Mobile should be a key part of your marketing strategy — from mobile responsive email templates to mobile-friendly website design. Not only do you need to make sure that you have a mobile-friendly website, you should also make sure that each page on your site looks good on mobile and any action you want your visitors to take is as easy to accomplish on mobile as it is on desktop. Spend some time browsing your website on a mobile device. Find friends that have a different type of mobile device than you and spend time browsing the site on their device as well. You want to know for sure that your pages look good and are easy to follow on mobile, that the buttons and links are big enough to be easy to click on a small device, and that the site is intuitive to use and navigate in its mobile form.

6. Do a content audit

A content audit can accomplish a few really important things for you. It will:

  • Show you what types of topics and content perform the best
  • Give you a clear picture of what topics you’ve covered thoroughly and help you identify gaps in your coverage
  • Allow you to identify the pieces of content that could benefit from an update or are worth repurposing into additional pieces of content

Basically, it can provide you with a wealth of valuable information to fuel your content strategy in the months and years to come. As with the proofreading, this is a step that can take some real time if you have a good amount of content, but it could potentially save you time by helping you realize the potential of further promoting the content you already have or using it in new ways. Don’t be afraid to promote an older piece of content in your email marketing or social media, as long as it’s up to date.

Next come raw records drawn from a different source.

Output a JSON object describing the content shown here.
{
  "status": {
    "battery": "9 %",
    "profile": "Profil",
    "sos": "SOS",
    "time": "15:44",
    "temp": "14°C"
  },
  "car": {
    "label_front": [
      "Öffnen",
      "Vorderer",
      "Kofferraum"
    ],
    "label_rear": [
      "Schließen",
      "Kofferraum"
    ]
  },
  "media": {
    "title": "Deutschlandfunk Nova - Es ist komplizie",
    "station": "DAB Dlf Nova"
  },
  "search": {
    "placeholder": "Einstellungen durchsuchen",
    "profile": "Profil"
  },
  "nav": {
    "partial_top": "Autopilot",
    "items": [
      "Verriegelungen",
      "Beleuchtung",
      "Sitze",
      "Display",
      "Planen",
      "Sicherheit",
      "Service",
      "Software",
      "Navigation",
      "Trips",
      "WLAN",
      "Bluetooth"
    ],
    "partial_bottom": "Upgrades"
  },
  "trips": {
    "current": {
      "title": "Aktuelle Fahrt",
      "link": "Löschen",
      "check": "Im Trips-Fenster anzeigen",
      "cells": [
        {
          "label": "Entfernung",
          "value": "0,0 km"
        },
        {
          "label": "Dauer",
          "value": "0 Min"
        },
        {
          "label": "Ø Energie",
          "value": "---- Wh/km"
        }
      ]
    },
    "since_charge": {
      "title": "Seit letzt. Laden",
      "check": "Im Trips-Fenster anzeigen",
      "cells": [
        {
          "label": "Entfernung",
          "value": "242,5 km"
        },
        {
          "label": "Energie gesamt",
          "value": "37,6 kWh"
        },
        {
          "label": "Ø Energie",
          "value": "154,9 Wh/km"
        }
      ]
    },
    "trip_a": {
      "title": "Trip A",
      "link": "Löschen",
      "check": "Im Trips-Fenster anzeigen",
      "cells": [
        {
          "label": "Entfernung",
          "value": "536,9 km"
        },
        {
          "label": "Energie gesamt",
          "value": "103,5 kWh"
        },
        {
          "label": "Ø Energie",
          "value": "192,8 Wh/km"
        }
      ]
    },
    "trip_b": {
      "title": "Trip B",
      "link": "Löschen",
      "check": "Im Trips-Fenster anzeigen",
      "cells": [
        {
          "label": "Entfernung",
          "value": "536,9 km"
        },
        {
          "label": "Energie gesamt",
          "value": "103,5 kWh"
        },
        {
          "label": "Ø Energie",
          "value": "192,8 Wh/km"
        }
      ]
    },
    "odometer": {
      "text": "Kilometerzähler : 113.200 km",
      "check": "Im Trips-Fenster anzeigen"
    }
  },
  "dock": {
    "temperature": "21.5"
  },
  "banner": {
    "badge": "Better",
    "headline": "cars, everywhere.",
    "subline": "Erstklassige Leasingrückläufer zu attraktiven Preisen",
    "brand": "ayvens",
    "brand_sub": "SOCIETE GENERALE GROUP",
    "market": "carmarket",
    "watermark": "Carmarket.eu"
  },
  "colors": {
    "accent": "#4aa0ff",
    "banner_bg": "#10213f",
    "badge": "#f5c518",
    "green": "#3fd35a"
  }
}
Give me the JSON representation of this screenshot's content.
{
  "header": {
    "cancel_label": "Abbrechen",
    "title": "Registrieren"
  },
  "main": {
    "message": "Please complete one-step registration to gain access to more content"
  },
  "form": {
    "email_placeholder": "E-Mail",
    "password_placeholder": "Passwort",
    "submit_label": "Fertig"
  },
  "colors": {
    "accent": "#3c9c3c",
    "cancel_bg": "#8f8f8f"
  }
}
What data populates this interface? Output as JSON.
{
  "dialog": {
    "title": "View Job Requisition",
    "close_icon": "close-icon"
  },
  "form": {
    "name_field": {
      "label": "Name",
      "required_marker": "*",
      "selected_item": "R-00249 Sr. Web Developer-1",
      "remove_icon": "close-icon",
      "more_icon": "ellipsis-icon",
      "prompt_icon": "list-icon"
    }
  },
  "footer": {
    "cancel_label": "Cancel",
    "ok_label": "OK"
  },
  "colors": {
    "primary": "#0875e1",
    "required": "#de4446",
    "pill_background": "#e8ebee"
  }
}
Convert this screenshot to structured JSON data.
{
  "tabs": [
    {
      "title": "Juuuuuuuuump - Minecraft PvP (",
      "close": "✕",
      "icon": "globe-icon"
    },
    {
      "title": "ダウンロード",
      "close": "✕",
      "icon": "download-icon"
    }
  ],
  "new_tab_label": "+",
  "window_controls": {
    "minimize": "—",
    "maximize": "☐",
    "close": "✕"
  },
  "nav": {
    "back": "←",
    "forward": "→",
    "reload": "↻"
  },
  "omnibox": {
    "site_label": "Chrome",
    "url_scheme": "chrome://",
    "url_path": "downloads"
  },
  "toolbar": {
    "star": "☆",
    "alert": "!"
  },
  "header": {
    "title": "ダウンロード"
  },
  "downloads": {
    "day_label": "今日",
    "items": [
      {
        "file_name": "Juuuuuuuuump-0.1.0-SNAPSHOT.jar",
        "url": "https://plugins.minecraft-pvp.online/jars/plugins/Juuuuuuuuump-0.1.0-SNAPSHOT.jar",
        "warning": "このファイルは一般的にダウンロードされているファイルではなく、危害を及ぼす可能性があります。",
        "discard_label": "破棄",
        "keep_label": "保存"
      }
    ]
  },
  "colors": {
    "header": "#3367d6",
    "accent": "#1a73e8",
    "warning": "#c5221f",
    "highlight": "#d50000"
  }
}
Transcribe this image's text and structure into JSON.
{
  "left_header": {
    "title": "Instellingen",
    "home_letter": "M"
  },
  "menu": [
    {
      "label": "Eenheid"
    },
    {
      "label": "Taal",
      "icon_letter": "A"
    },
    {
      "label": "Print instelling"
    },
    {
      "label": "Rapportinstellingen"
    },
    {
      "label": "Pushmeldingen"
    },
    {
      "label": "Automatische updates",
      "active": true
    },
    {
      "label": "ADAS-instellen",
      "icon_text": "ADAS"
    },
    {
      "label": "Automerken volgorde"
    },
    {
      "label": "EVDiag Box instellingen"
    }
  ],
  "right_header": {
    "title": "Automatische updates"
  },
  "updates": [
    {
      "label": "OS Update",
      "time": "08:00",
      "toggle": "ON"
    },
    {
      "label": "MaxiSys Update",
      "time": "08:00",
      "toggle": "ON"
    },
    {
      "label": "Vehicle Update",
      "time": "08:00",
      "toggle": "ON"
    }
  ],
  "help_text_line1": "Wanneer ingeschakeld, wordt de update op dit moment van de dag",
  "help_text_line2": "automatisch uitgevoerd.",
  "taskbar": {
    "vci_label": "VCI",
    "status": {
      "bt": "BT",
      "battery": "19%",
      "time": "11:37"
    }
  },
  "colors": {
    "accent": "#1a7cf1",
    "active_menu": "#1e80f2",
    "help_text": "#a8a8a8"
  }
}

7. Look for new internal linking opportunities

While conducting your content audit, be on the lookout for internal linking opportunities. If you’re actively thinking about SEO in your current content strategy, then you’re probably already good at including internal links in the new content you create. But how often do you go back and look for opportunities to link to the newer content from the old? This is your chance to find those opportunities and take advantage of them to improve your on-site SEO. It’s something that’s easy to forget to do, but worth the time it takes.

Make your website clean as a whistle!

These seven steps will take time and work, but as with giving your home a thorough spring cleaning, you’ll feel better when it’s done. And you’ll have a website that does its job better as a result.